Trevor Jessie
09-07-2010, 07:48 PM
Sorry, Not trying to be "smart" there. Just asking for a point of reference. I mean, when I was a kid we had cars and tractors with separate starter buttons.

The_architect
09-07-2010, 07:59 PM
Yep, Trevor, (and Kevin) that's how I know. Can't tell you all the times I've cranked and cranked and cranked one of our Ford tractors only to find I forgot to turn on the ignition switch. You have to remember to turn the fuel valve on too.

Just about the only difference between a Bugeye's electrical system and a Ford tractor's is brake lights, turn signals, and the horn.

Charlie

ichthos
09-07-2010, 10:56 PM
Jack and Charlie, I think I get what you are saying. I currently have the distributor cap off (because I have no oil pressure at the moment and don't want it to start). I can take the key out, pull the starter switch, and the engine still turns over. Without the key in the combination (ignition?) switch, the starter will move, but there would be no spark to the plugs and therefore no ignition? I had assumed that if the starter was moving, the car would start. Trevor, I did not take your question as an insult either - I am 54. I really didn't become interested in cars until much later in my life. I know we had cars from the 50's when I was growing up. Maybe I just wasn't all that observant when I was a kid. I never remember seeing this sort of set up before. Is this something that stopped after the 50's?
Kevin

TOC
09-08-2010, 12:25 AM
There was no Federal Gummint Mandated Starter Safety Interlock.
That said, if your ignition quits and strands you on the railroad tracks, you can crank it off in first ger.

All the cars I drive have starter buttons.
And none of them can you lock the keys inside.
Have to turn the lock from outside.

DrEntropy
09-08-2010, 05:07 AM
Just about the only difference between a Bugeye's electrical system and a Ford tractor's is brake lights, turn signals, and the horn.

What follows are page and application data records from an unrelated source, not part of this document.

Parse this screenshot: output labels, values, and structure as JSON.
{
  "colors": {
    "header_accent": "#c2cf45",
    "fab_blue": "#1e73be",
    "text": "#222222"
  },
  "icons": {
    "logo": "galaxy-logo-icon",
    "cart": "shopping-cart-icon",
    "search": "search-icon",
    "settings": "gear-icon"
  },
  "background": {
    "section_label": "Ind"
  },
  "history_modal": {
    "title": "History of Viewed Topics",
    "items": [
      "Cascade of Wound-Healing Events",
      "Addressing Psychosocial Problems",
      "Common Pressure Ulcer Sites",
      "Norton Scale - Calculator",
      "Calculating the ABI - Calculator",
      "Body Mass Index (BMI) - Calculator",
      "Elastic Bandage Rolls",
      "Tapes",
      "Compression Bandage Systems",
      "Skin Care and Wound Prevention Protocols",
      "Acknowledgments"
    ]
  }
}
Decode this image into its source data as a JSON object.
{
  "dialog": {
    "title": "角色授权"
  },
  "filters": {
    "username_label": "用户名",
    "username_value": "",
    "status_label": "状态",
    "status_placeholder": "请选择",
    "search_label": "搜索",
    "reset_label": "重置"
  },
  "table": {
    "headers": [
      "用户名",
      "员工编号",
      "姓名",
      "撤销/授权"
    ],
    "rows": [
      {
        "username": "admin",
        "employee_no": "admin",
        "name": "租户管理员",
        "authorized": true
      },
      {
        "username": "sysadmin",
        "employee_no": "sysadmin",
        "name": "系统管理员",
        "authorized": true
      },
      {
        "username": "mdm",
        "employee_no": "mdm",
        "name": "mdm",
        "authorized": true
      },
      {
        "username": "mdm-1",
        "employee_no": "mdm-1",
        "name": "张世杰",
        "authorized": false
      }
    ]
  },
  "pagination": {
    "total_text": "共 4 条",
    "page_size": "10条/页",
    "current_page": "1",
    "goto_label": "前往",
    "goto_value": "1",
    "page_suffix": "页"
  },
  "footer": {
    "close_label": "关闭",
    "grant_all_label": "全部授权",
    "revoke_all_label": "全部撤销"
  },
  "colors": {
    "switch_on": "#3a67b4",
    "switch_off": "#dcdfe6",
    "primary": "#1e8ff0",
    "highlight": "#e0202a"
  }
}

Charlie

<span style="font-weight: bold">Two</span>-speed wipers, too: "useless" and "off". :wink:

The_architect
09-08-2010, 07:06 AM
Ha ha. Good one, Doctor.

Kevin, think of it this way. You need three things to start your car. Compression, spark at the right time, and fuel. The starter spinning the engine provides the compression and rotates the distributor to give you spark at the right time. The spark comes from the ignition (i.e. coil distributor, points and spark plugs). Spinning the engine also runs the mechanical fuel pump and and sucks fuel from your carbs.

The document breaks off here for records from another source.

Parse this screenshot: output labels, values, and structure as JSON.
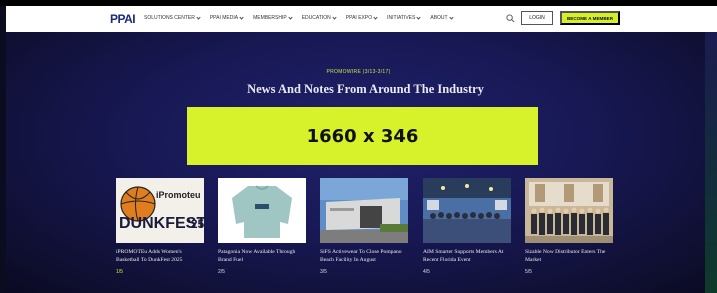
{
  "nav": {
    "logo": "PPAI",
    "items": [
      "SOLUTIONS CENTER",
      "PPAI MEDIA",
      "MEMBERSHIP",
      "EDUCATION",
      "PPAI EXPO",
      "INITIATIVES",
      "ABOUT"
    ],
    "login_label": "LOGIN",
    "member_label": "BECOME A MEMBER",
    "accent": "#d5ef29"
  },
  "hero": {
    "eyebrow": "PROMOWIRE (3/13-3/17)",
    "headline": "News And Notes From Around The Industry",
    "ad_label": "1660 x 346"
  },
  "cards": [
    {
      "title": "iPROMOTEu Adds Women's Basketball To DunkFest 2025",
      "num": "1/5",
      "image": "dunkfest-logo",
      "logo_text_1": "iPromoteu",
      "logo_text_2": "DUNKFEST",
      "logo_text_3": "'25"
    },
    {
      "title": "Patagonia Now Available Through Brand Fuel",
      "num": "2/5",
      "image": "sweater-photo"
    },
    {
      "title": "SiFS Activewear To Close Pompano Beach Facility In August",
      "num": "3/5",
      "image": "building-photo"
    },
    {
      "title": "AIM Smarter Supports Members At Recent Florida Event",
      "num": "4/5",
      "image": "event-photo"
    },
    {
      "title": "Sizable Now Distributor Enters The Market",
      "num": "5/5",
      "image": "group-photo"
    }
  ]
}
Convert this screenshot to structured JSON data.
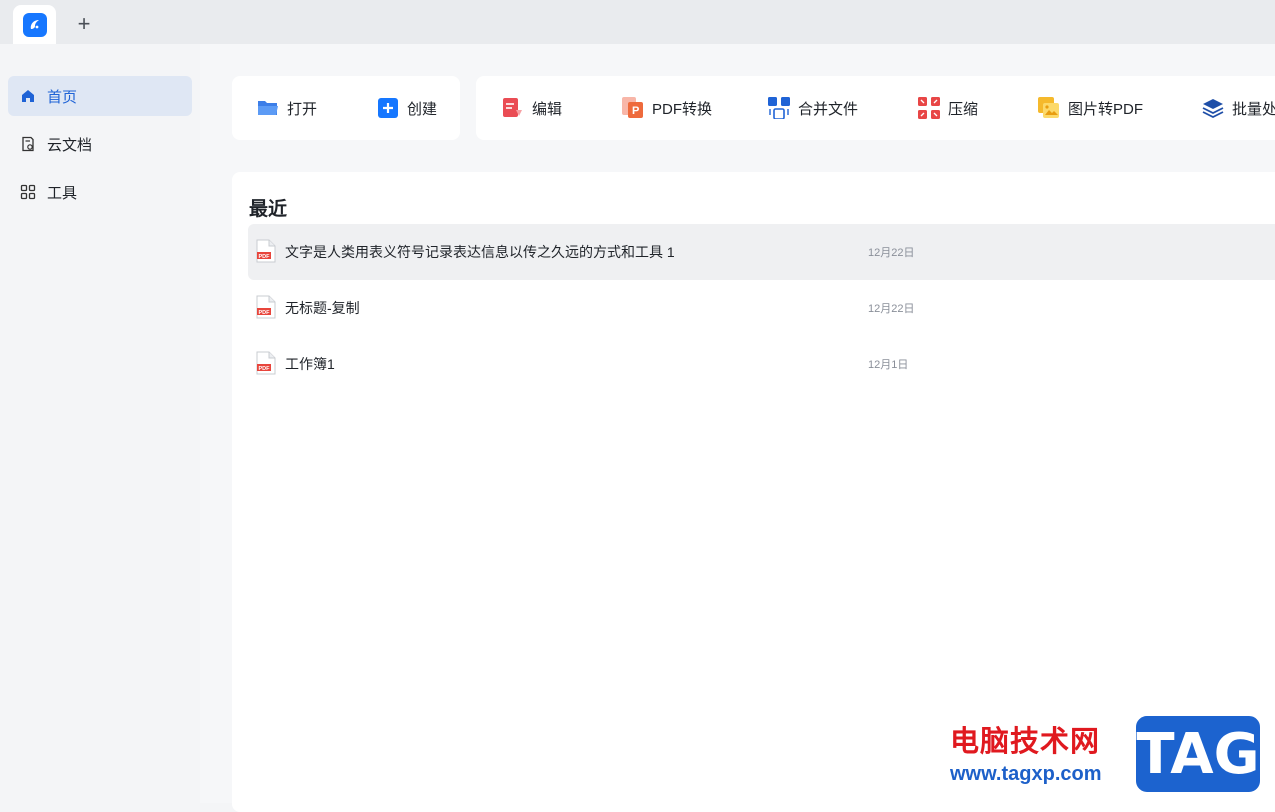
{
  "titlebar": {
    "app_icon": "app-logo-icon",
    "new_tab_label": "+"
  },
  "sidebar": {
    "items": [
      {
        "label": "首页",
        "icon": "home-icon",
        "active": true
      },
      {
        "label": "云文档",
        "icon": "cloud-document-icon",
        "active": false
      },
      {
        "label": "工具",
        "icon": "grid-tools-icon",
        "active": false
      }
    ]
  },
  "toolbar": {
    "open": "打开",
    "create": "创建",
    "edit": "编辑",
    "pdf_convert": "PDF转换",
    "merge": "合并文件",
    "compress": "压缩",
    "image_to_pdf": "图片转PDF",
    "batch": "批量处"
  },
  "recent": {
    "title": "最近",
    "files": [
      {
        "name": "文字是人类用表义符号记录表达信息以传之久远的方式和工具 1",
        "date": "12月22日",
        "icon_label": "PDF"
      },
      {
        "name": "无标题-复制",
        "date": "12月22日",
        "icon_label": "PDF"
      },
      {
        "name": "工作簿1",
        "date": "12月1日",
        "icon_label": "PDF"
      }
    ]
  },
  "watermark": {
    "site_name": "电脑技术网",
    "url": "www.tagxp.com",
    "tag": "TAG"
  },
  "colors": {
    "accent": "#1677ff",
    "active_bg": "#dfe7f4",
    "pdf_red": "#e8453c",
    "watermark_red": "#e0191f",
    "watermark_blue": "#1c63cf"
  }
}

The starter and ignition are entirely different circuits, so they both have to be switched on for the car to start. If you have an electric fuel pump to push fuel, that is on the same circuit as the ignition, so both are turned on at the same time.

The exception is when your battery is dead and you push start your car. In that case momentum turns the engine over providing compression and power to the ignition is supplied by the genny.

The last vehicle I saw with a foot operated starter switch was my grandfather's 1954 Chevy pickup. But tractors had separate starter and ignition switches (just like the Bugeye) for years after that.

Referring to TOC's comment about safety interlock switches, starting in 1939 the Ford tractor transmissions were set up so that the gearshift had to be in neutral in order for the starter button to be pushed. They were way ahead of the automobile industry in this regard. This safety feature prevented many a farmer from getting run over by his own machine, which was not an uncommon cause of death, and is not unheard of even today.

Who here hasn't tried to start their car in gear with the ignition on? These cars are geared so much higher than a tractor it would seem unlikely one would take off on you. But in some cases there is something positive to be said about safety interlocks.

I'm 54 too. And try not do do anything stupid around machines so I will be around for the next 30 years, minimum.

Charlie

1960 Bugeye
1949 Ford 8N tractor
1952 Ford 8N tractor
And I don't even want you to know what my daily driver is.